---------- Provided data

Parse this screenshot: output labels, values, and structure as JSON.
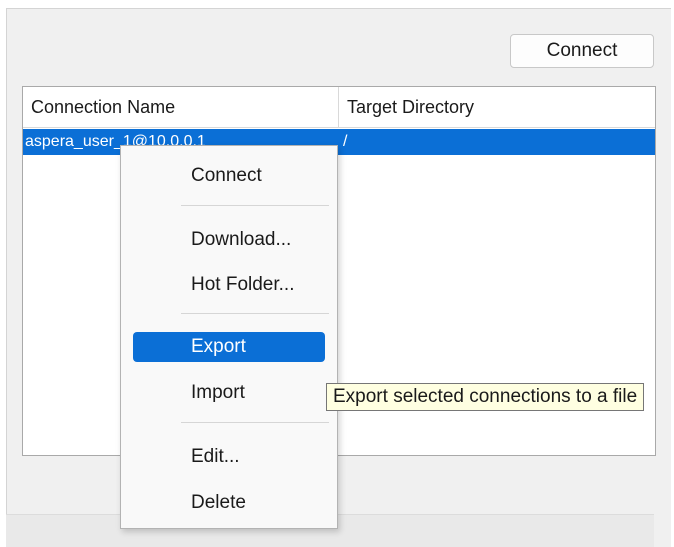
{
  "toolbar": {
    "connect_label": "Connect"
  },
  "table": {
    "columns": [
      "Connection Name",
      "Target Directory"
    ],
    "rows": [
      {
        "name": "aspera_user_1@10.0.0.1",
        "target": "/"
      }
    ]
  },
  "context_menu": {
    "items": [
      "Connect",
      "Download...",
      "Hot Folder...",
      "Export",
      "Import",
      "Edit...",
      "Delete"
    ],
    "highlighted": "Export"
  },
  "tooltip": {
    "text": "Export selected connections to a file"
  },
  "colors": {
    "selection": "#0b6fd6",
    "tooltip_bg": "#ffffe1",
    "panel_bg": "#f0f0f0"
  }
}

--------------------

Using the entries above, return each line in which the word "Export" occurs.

◆ **Task solution**
      "Export",
    "highlighted": "Export"
    "text": "Export selected connections to a file"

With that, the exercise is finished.